:: Material provided ::

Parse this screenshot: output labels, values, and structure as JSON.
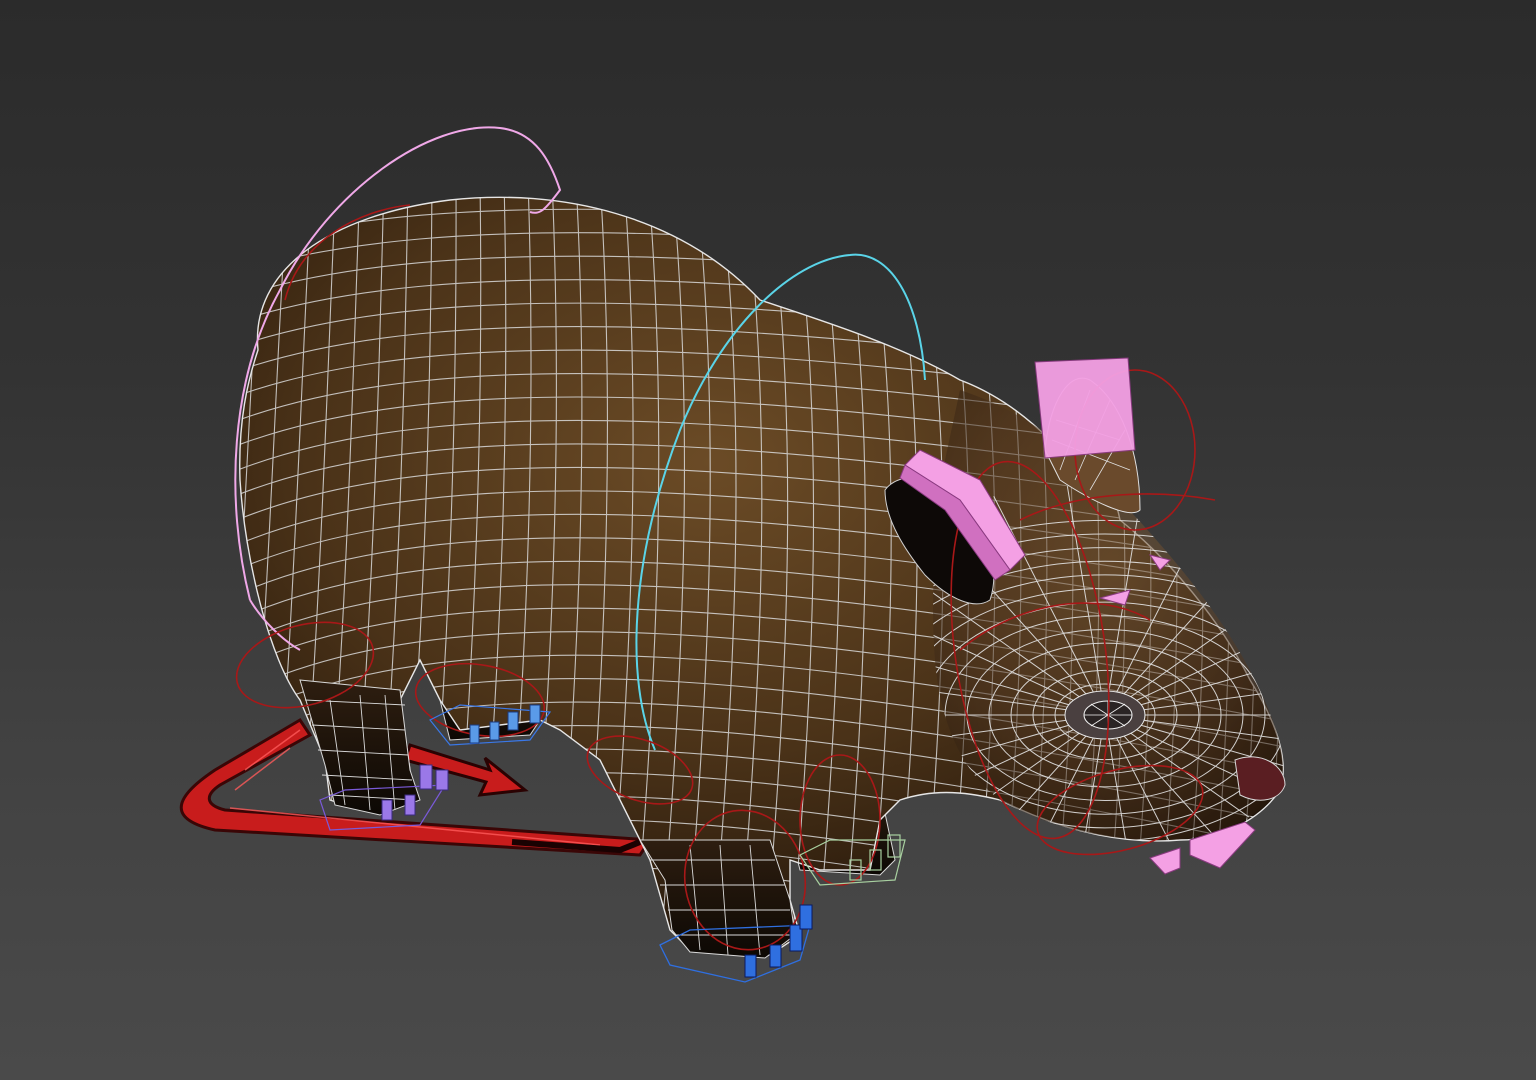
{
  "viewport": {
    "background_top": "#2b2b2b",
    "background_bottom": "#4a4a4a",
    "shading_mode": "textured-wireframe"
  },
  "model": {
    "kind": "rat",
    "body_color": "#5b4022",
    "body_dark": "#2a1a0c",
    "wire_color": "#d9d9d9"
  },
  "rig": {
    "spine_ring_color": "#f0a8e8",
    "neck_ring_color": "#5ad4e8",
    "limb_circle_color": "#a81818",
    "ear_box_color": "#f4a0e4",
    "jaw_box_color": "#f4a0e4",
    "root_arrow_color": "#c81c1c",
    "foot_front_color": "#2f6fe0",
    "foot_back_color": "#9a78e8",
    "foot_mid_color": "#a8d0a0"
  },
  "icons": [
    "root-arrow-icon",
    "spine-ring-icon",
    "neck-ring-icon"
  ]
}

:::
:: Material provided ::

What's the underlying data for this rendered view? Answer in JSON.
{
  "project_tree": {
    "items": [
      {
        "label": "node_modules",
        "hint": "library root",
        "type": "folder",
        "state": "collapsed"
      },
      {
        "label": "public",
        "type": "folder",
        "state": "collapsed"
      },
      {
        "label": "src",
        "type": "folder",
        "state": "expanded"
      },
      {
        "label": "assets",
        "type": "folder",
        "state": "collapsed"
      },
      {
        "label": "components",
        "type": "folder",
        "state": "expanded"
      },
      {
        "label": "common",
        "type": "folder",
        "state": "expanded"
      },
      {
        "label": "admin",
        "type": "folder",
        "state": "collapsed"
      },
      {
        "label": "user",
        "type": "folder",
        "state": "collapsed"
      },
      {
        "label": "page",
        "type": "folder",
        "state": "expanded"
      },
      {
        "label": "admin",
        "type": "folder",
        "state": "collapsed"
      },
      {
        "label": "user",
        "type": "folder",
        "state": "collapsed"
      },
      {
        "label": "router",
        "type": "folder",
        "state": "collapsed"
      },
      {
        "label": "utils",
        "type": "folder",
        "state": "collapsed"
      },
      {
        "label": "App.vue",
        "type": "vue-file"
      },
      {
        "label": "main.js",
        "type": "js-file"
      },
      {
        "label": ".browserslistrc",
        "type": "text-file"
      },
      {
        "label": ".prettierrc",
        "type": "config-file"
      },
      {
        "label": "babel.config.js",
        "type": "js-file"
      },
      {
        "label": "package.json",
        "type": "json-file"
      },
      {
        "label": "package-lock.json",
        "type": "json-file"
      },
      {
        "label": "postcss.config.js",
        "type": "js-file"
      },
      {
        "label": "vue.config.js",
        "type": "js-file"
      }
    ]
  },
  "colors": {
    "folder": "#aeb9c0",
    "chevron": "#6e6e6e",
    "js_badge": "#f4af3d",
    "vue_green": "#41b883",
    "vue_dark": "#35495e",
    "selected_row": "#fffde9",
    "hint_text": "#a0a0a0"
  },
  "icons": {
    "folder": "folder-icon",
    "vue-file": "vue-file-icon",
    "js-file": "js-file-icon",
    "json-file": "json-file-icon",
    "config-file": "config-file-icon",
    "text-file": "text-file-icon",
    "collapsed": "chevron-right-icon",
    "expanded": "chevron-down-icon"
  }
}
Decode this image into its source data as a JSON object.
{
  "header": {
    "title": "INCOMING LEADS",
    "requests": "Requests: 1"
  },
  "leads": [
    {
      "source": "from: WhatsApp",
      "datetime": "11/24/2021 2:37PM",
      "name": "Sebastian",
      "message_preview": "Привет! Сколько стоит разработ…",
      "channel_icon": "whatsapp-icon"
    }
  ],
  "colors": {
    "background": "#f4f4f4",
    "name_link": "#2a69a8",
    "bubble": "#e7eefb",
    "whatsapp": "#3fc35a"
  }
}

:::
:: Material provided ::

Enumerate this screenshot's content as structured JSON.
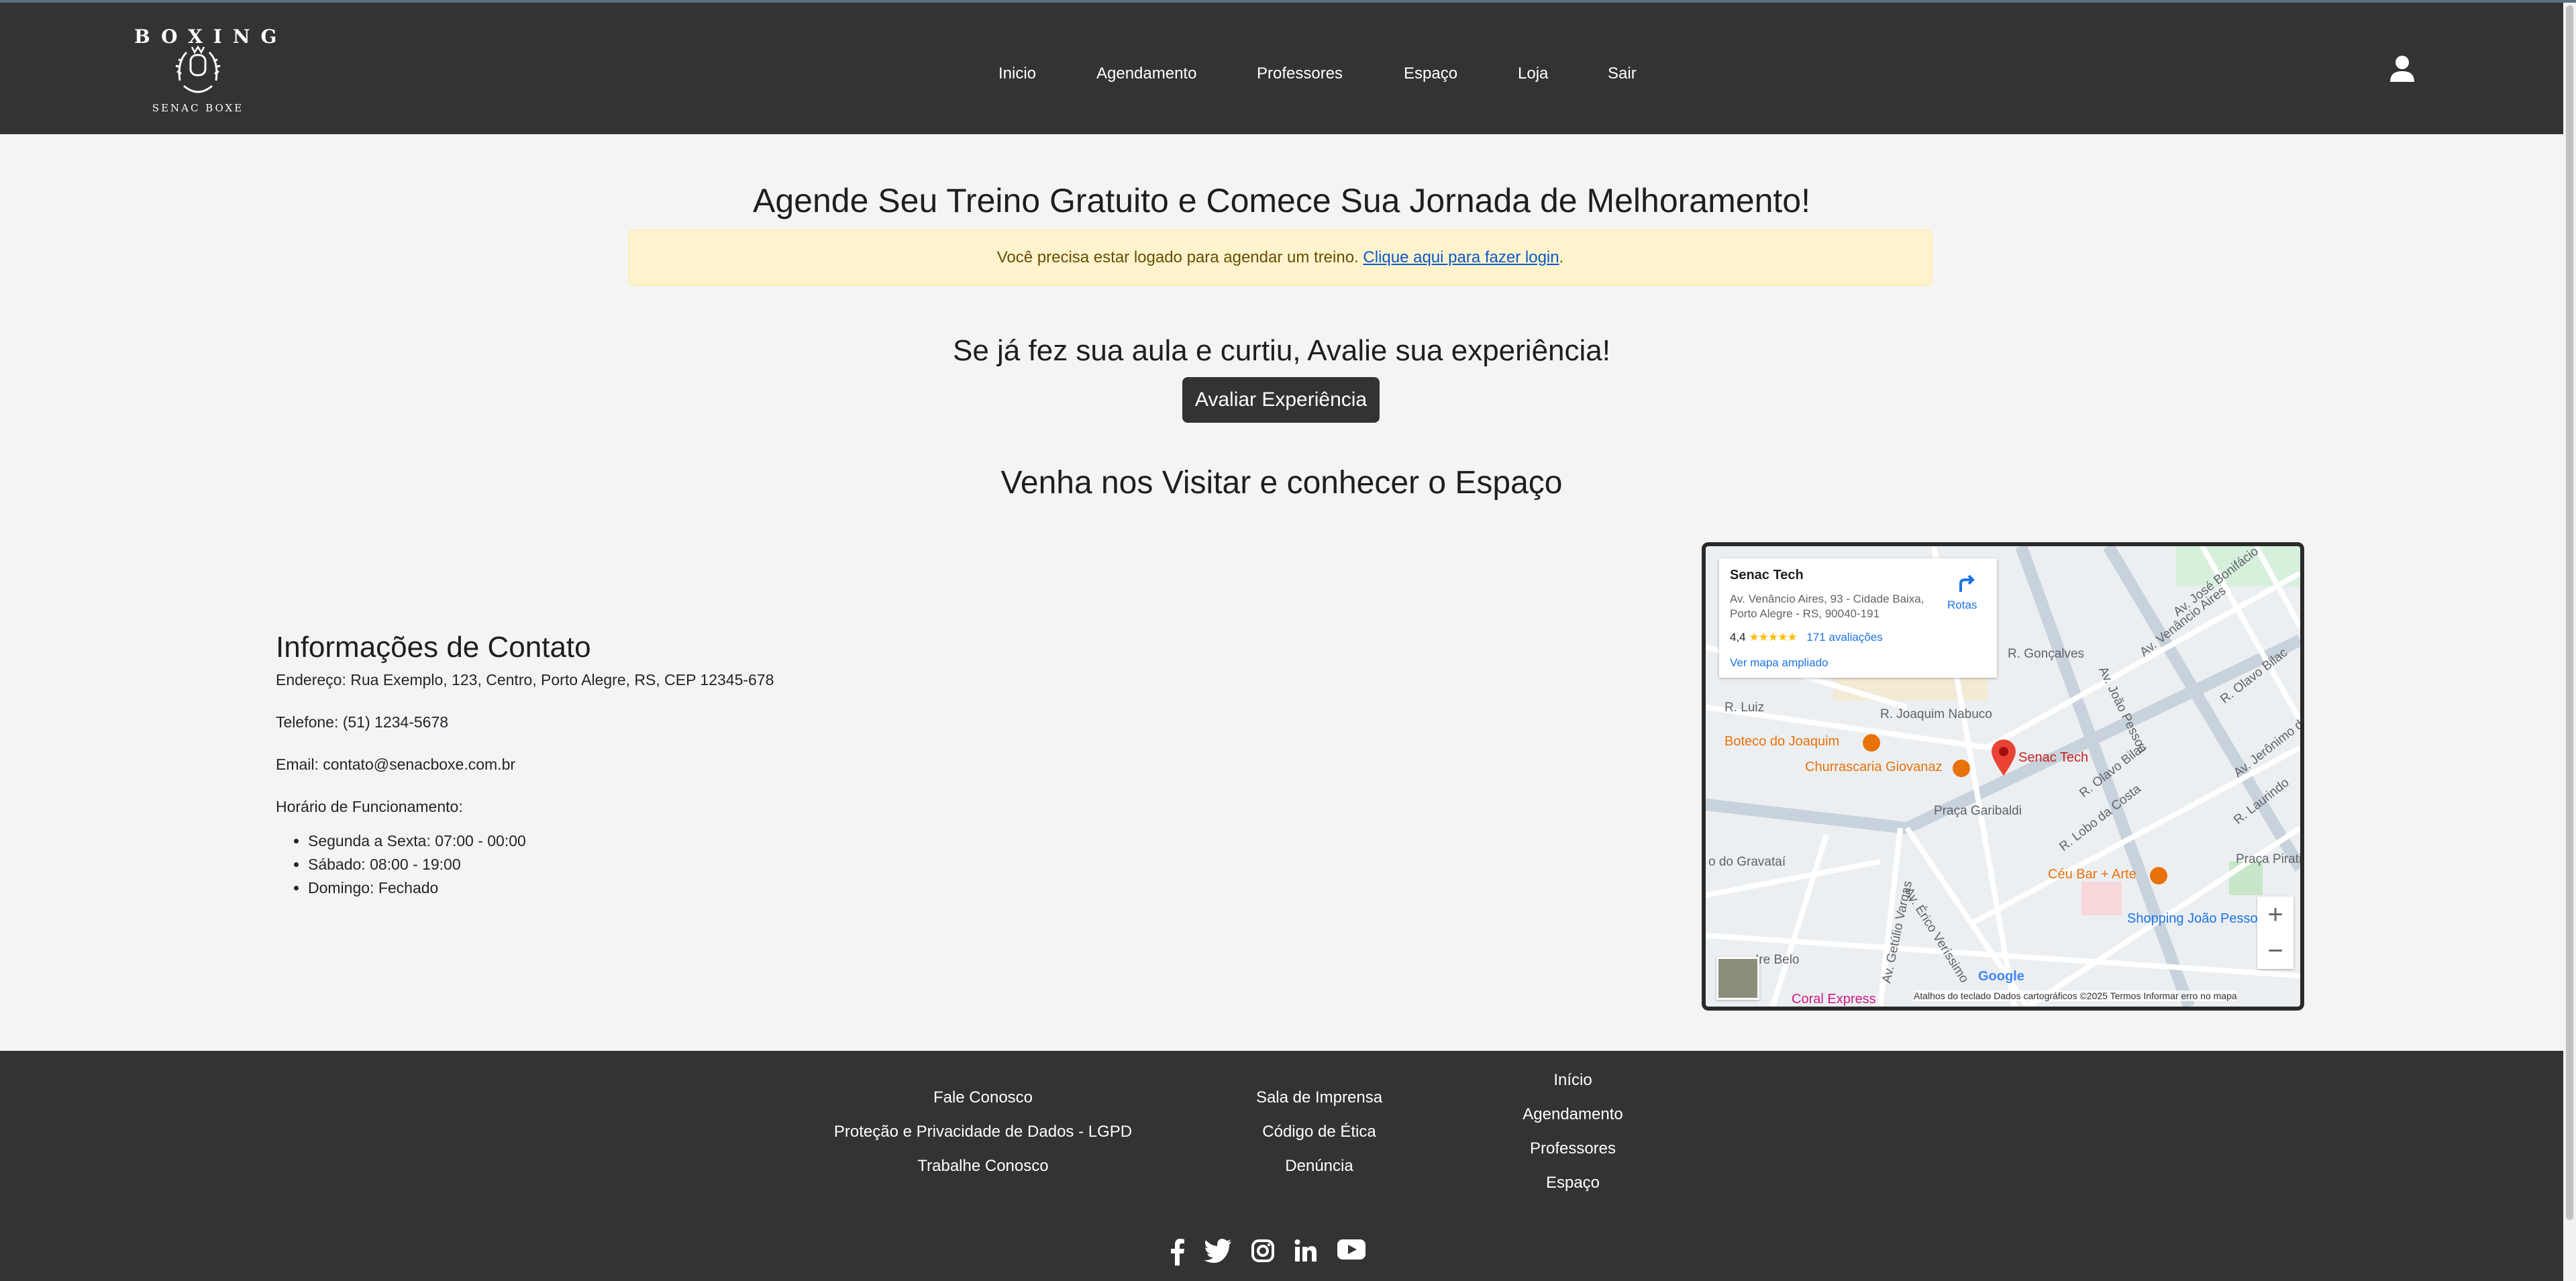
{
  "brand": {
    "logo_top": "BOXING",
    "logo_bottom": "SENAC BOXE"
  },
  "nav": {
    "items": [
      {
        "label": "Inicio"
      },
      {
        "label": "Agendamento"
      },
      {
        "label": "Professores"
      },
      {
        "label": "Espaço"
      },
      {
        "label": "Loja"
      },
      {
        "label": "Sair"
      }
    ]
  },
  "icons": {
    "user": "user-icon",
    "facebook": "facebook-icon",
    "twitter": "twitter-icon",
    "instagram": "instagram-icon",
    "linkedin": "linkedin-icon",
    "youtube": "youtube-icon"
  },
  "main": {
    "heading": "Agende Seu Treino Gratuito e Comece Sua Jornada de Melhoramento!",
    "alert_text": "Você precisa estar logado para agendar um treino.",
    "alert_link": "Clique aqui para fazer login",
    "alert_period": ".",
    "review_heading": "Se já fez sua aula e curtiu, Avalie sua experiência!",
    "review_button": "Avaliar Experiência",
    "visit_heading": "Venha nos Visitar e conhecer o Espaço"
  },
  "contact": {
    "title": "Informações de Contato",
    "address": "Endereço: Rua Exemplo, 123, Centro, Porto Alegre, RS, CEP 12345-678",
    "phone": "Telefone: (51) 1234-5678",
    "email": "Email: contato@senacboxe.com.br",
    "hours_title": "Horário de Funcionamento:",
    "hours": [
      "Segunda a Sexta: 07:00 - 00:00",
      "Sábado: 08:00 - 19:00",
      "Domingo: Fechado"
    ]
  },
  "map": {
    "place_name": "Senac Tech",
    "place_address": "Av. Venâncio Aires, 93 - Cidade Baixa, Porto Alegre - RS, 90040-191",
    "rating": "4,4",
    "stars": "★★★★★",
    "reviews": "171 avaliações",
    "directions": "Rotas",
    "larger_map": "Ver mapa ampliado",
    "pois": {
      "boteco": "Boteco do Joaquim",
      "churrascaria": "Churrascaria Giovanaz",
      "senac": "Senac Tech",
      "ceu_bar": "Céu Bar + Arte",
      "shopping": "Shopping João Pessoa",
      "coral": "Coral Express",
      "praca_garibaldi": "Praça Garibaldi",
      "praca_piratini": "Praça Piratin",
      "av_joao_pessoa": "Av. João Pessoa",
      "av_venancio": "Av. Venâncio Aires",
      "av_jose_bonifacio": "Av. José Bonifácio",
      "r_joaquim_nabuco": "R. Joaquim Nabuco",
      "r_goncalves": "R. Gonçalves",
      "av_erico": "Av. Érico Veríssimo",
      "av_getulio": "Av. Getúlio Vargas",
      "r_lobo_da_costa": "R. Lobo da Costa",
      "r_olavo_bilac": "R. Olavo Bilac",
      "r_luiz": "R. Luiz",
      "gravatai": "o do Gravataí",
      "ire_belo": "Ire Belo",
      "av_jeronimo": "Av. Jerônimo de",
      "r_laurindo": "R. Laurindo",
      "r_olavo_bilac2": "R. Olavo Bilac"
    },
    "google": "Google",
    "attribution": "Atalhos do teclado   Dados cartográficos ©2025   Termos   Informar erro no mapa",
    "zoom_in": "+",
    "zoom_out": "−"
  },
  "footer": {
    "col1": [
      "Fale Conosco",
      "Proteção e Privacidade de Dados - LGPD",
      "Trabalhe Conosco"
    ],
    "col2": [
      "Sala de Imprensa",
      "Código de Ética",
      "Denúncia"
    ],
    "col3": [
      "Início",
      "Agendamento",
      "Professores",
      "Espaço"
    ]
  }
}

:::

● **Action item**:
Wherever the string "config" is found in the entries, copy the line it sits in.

● **The completed task**:
        "type": "config-file"
        "label": "babel.config.js",
        "label": "postcss.config.js",
        "label": "vue.config.js",
    "config-file": "config-file-icon",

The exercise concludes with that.